● Stored items:

##########

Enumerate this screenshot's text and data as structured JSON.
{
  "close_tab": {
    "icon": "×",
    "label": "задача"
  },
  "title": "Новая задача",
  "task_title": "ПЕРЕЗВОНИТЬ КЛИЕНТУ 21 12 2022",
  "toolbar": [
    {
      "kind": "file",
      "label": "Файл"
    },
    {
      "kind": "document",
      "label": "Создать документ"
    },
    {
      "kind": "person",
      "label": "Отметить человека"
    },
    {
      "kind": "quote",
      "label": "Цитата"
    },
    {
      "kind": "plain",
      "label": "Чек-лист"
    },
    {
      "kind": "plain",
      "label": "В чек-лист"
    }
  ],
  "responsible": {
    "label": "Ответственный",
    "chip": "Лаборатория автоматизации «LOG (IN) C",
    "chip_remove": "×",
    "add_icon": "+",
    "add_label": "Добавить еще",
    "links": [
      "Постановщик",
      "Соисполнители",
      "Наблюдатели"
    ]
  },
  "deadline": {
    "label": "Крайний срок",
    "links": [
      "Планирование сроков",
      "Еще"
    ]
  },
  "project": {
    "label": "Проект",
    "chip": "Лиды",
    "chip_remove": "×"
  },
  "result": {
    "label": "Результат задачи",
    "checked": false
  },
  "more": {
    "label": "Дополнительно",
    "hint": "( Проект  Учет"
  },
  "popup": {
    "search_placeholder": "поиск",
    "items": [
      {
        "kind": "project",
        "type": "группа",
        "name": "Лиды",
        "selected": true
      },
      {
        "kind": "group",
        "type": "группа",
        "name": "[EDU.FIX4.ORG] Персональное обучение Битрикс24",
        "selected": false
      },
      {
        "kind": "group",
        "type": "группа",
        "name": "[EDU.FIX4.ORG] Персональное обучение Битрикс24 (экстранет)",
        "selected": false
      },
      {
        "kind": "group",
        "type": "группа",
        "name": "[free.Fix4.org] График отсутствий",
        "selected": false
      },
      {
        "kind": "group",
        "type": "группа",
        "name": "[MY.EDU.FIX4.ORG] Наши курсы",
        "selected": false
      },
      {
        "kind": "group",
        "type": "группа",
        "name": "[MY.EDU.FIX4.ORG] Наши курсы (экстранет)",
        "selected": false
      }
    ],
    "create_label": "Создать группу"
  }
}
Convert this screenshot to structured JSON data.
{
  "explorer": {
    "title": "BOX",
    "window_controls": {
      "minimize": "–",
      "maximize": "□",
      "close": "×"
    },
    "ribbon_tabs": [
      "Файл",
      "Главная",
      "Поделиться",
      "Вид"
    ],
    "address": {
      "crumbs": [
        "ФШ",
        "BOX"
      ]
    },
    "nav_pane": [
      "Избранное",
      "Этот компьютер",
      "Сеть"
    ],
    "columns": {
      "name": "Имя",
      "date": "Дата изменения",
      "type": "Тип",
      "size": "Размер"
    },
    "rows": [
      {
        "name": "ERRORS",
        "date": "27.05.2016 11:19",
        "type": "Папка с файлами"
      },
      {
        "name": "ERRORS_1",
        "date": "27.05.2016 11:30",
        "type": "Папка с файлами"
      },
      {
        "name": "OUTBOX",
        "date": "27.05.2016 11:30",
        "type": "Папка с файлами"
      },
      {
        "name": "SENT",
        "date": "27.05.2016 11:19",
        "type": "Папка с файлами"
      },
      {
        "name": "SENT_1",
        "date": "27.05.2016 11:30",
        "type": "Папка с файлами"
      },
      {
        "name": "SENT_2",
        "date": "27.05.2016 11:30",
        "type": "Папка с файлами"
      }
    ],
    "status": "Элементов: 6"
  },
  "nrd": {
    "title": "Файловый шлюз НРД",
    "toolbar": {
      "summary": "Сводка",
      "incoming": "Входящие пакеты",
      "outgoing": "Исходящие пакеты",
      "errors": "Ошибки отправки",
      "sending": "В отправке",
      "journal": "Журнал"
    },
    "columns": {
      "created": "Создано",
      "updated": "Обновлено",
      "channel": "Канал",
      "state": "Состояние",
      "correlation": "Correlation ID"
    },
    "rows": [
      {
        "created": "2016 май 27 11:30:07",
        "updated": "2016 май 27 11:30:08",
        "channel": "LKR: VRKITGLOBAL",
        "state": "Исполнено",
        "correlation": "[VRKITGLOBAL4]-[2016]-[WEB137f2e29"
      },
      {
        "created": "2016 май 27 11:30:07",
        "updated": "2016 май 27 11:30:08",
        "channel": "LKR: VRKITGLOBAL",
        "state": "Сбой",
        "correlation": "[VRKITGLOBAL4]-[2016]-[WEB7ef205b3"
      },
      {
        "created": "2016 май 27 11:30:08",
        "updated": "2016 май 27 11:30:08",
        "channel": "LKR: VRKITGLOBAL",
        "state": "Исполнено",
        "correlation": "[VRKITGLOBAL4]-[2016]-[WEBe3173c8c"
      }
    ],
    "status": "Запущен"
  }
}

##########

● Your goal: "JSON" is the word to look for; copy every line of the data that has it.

● Output of the exercise:
Enumerate this screenshot's text and data as structured JSON.
Convert this screenshot to structured JSON data.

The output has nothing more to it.